# GOAL OF THE EXERCISE
Take the line containing "Convert this screenshot" in the listing below and copy it, along with every line after it, without alteration.

══ DATA RECORDS

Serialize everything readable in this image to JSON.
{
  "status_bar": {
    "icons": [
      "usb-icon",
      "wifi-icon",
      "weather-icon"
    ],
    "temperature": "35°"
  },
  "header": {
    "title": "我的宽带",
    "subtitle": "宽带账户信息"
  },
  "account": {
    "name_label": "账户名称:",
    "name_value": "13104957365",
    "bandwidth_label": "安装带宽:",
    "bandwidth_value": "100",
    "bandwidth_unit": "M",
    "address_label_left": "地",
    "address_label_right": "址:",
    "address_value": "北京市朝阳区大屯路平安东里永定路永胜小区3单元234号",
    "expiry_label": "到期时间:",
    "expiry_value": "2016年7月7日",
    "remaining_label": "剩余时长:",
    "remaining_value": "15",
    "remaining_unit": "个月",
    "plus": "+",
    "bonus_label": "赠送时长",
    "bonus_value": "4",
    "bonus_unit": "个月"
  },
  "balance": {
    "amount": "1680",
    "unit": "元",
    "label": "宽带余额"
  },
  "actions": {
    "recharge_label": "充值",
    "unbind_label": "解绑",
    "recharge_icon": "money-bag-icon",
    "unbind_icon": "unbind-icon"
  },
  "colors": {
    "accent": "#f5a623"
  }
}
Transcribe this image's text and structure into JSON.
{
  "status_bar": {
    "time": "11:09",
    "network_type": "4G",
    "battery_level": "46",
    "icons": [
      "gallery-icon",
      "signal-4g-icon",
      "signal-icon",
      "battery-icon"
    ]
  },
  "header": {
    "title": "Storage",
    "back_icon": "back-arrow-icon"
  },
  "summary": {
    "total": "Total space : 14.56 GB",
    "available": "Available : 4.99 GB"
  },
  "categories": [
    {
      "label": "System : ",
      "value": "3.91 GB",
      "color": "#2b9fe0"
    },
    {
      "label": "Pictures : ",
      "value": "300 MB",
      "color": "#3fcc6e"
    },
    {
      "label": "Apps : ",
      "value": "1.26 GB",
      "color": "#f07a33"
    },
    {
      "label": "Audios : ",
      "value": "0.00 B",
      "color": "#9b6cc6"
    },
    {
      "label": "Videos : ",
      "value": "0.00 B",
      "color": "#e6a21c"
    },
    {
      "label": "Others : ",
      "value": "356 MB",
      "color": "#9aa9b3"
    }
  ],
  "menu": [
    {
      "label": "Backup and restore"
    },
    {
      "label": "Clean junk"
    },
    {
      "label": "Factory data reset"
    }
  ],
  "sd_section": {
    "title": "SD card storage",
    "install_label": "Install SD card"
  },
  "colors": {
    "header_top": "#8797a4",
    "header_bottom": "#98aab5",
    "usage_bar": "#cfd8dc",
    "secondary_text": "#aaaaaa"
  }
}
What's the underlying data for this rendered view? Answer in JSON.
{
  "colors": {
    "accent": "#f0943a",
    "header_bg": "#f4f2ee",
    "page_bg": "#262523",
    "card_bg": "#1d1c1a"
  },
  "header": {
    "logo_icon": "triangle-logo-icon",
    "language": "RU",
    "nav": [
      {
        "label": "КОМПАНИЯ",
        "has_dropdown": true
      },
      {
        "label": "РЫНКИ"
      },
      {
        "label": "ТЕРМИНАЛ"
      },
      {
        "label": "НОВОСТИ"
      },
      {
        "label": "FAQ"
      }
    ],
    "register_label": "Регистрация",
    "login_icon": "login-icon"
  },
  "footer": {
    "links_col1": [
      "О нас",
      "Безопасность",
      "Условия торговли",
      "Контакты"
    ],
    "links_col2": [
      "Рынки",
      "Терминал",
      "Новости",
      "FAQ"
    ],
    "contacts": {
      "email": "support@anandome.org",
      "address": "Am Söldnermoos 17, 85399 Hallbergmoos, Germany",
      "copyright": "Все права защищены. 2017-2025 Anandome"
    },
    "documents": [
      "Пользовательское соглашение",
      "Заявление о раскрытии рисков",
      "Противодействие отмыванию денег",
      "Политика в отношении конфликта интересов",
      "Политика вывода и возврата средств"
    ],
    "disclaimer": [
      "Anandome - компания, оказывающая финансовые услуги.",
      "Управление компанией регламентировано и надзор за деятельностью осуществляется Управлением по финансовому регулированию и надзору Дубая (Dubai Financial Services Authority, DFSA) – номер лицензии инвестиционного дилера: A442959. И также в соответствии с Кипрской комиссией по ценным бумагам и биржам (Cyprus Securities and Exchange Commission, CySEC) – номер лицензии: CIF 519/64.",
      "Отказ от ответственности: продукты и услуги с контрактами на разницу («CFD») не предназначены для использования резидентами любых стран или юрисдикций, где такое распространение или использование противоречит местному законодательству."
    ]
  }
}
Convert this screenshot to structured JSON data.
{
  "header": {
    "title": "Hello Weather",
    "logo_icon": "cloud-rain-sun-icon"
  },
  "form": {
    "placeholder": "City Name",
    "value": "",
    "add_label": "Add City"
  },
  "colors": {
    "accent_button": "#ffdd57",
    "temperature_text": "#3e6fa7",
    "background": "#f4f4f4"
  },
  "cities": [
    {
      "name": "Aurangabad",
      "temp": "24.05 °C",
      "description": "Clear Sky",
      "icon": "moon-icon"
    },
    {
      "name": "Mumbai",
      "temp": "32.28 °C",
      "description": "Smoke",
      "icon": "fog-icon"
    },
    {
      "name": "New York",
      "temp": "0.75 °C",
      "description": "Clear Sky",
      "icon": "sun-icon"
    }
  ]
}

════

# SOLUTION FOR THIS EXERCISE
Convert this screenshot to structured JSON data.
{
  "header": {
    "title": "Hello Weather",
    "logo_icon": "cloud-rain-sun-icon"
  },
  "form": {
    "placeholder": "City Name",
    "value": "",
    "add_label": "Add City"
  },
  "colors": {
    "accent_button": "#ffdd57",
    "temperature_text": "#3e6fa7",
    "background": "#f4f4f4"
  },
  "cities": [
    {
      "name": "Aurangabad",
      "temp": "24.05 °C",
      "description": "Clear Sky",
      "icon": "moon-icon"
    },
    {
      "name": "Mumbai",
      "temp": "32.28 °C",
      "description": "Smoke",
      "icon": "fog-icon"
    },
    {
      "name": "New York",
      "temp": "0.75 °C",
      "description": "Clear Sky",
      "icon": "sun-icon"
    }
  ]
}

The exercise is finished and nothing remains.